The seemingly infinite biodiversity of the Amazonian ecosystem has many species that are still not discovered. And among this surplus of species, researchers have discovered two new species of electric eels. They are naked-back knifefishes (Gymnotidae) that are related to catfish and carp, rather than other eel familia.
The study published in Nature Communications explains how scientists were able to figure using DNA, morphological and environmental that there are three different species of electric eels.
Electrophorus varii and Electrophorus voltai are the new species, in addition to Electrophorus electricus that was believed to be the sole species for over 250 years. As there were no visible differences, they were thought to have been from the same species but after analyzing samples from the over 107 specimens, researchers concluded that there are, in fact, more than one.
The E. voltai, named after Alessandro Volta, the inventor of the electric battery, is the strongest bioelectric generator with the capacity to produce 860 volts. Volta came up with the electric battery after studying the physiology of the electric eel. To understand how these creatures are able to generate electricity, have a look at this video by the Smithsonian Channel.
The E. voltai are found in Brazilian Shield, a highland in southern region where the water has lower conductivity, which might be the reason for the strong voltage capacity of this species. The E. varii are found in slow-flowing lowland Amazon basin waters named after the late Richard P. Vari, a researcher at the Smithsonian Museum.
The electric discharge might seem dangerous because of the high voltage but they do not carry current more than 1 Ampere making it safe for humans. Electric eels use their alternating current to shock prey, in self-defence and also, for navigation. They have three specialised electric organs that can discharge electricity of varying power depending on the need.
Researchers from the Smithsonian’s National Museum of Natural History, National Geographic Society, São Paulo Research Foundation (FAPESP) and other institutions collaborated on the study.
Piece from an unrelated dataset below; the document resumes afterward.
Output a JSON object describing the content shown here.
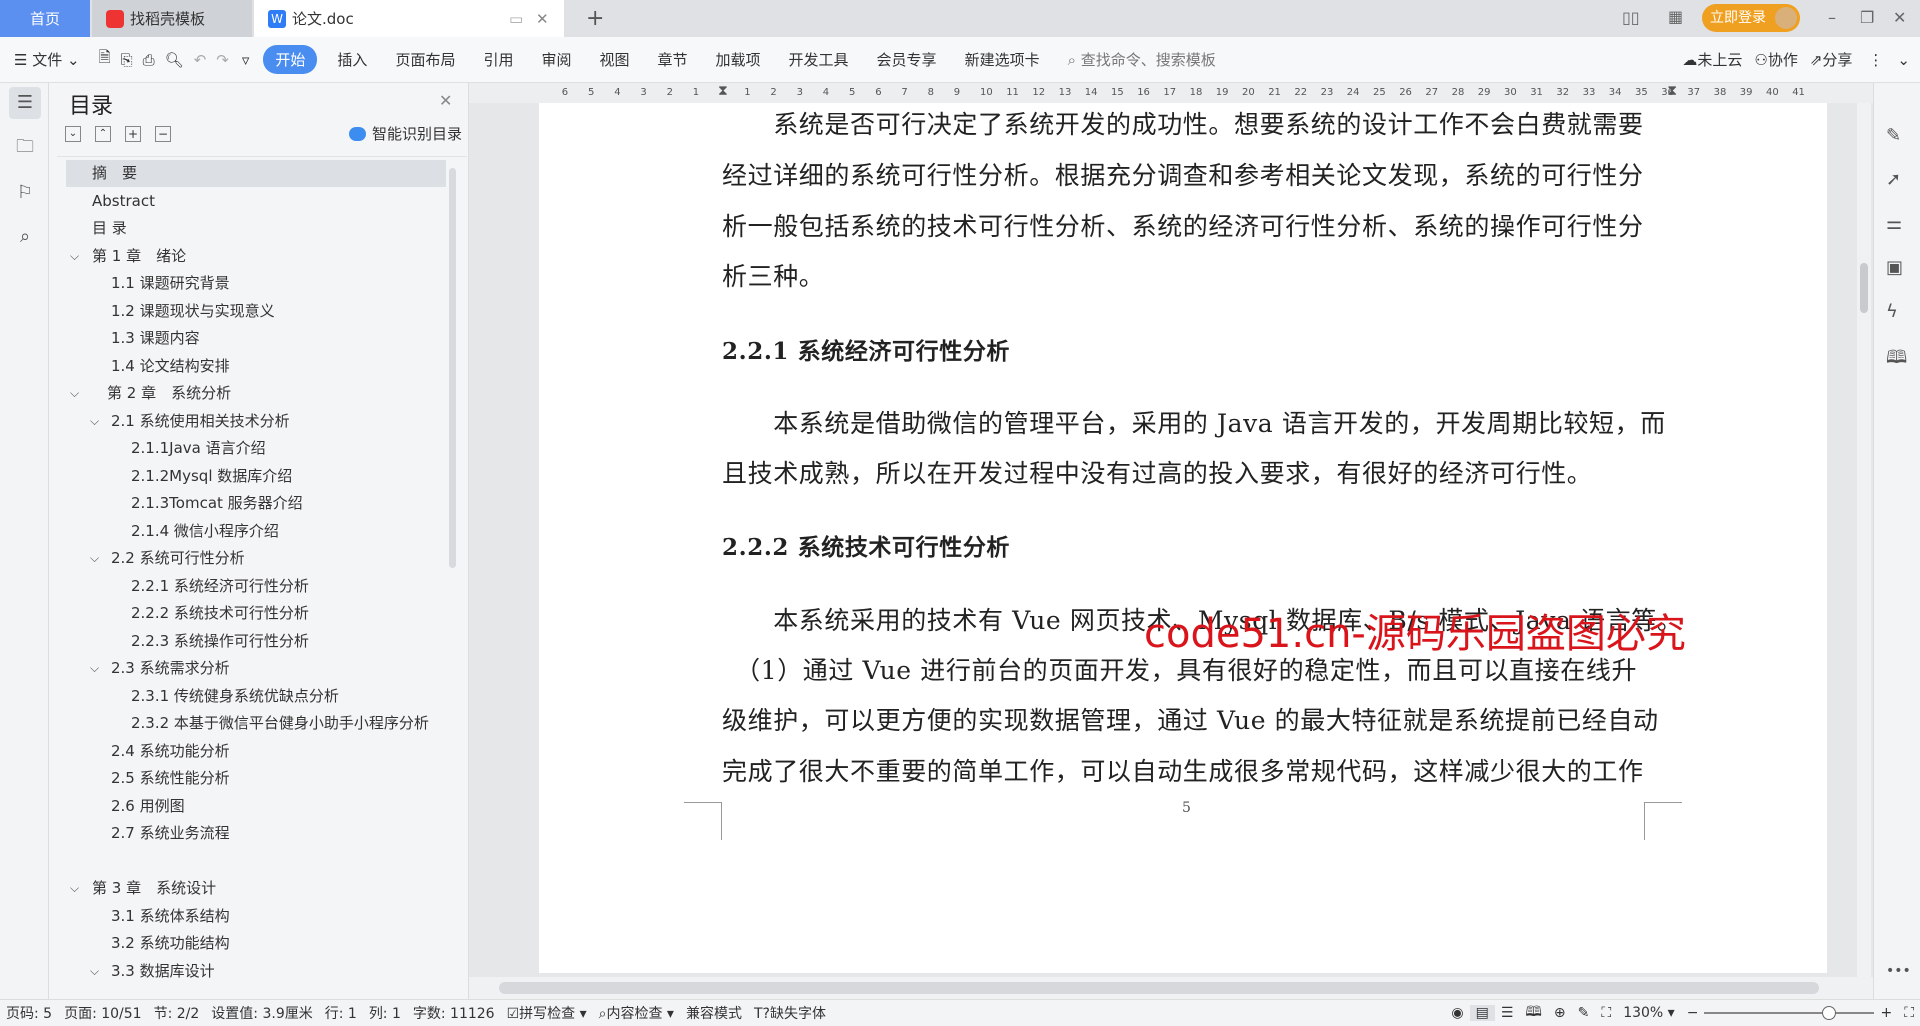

The primary author of the paper, Carlos David de Santana in a statement to Smithsonian Magazine mentioned, “The discovery of new electric eel species in Amazonia, one of the planet's biodiversity hotspots, is suggestive of the vast amount of species that remain to be discovered in nature.” With so much devastation that is taking place in the Amazon rainforest, it truly is a sign of life thriving in the region with the discovery of such giant species.